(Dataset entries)
━━━━━━━━━━━━━━━━
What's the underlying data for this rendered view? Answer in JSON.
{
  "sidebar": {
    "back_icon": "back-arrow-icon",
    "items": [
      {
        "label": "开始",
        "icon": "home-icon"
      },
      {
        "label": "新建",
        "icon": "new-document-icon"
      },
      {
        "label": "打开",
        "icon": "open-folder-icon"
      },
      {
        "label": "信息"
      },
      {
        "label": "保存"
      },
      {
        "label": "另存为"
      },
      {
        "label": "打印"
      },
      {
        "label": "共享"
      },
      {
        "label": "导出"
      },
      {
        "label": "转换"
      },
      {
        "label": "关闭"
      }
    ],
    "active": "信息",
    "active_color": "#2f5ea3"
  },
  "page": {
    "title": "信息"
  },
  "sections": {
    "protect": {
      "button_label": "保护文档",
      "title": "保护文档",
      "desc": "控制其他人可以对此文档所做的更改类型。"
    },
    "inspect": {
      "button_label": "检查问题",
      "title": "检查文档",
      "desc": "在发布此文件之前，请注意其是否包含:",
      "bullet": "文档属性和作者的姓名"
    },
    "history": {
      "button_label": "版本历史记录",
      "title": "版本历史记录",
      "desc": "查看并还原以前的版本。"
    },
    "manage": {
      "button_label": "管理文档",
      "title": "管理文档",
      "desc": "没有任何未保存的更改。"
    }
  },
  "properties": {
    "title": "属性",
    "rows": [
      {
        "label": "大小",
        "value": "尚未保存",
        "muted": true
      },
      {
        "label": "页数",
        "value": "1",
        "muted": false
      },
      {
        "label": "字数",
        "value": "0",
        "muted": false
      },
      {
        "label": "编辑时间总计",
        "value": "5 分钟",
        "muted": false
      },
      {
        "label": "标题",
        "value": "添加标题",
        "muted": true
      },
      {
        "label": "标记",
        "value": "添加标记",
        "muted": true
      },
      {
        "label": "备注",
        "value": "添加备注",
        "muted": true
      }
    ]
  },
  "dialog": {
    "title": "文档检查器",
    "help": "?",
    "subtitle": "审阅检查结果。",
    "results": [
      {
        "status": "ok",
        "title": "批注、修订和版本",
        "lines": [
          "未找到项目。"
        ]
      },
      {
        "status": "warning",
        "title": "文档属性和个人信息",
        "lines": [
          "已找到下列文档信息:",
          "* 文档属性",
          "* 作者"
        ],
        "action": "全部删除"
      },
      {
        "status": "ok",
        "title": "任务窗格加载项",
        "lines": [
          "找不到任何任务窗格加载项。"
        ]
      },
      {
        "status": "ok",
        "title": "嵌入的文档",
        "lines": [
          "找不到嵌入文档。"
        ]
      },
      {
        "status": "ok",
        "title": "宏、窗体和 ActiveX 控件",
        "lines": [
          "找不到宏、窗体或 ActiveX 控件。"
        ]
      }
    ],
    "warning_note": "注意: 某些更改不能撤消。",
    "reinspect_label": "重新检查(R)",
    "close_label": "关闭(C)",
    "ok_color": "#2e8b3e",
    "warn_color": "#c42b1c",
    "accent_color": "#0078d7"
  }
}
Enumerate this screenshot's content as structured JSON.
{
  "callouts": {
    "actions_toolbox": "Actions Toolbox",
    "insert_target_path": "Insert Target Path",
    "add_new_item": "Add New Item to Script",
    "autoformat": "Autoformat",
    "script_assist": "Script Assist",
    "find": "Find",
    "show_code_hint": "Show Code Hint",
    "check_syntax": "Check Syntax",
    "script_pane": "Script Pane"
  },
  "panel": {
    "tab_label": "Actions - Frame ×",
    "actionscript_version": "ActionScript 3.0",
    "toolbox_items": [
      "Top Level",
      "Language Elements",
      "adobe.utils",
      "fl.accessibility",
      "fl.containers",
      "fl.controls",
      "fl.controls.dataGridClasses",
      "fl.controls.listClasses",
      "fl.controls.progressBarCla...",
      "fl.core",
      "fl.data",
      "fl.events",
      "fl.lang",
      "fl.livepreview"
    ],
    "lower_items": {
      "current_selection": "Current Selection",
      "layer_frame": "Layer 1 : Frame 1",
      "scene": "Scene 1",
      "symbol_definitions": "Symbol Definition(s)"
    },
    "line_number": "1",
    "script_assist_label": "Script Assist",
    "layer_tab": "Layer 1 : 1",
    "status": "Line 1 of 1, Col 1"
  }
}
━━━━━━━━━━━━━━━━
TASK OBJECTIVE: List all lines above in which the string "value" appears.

FINAL ANSWER:
        "value": "尚未保存",
        "value": "1",
        "value": "0",
        "value": "5 分钟",
        "value": "添加标题",
        "value": "添加标记",
        "value": "添加备注",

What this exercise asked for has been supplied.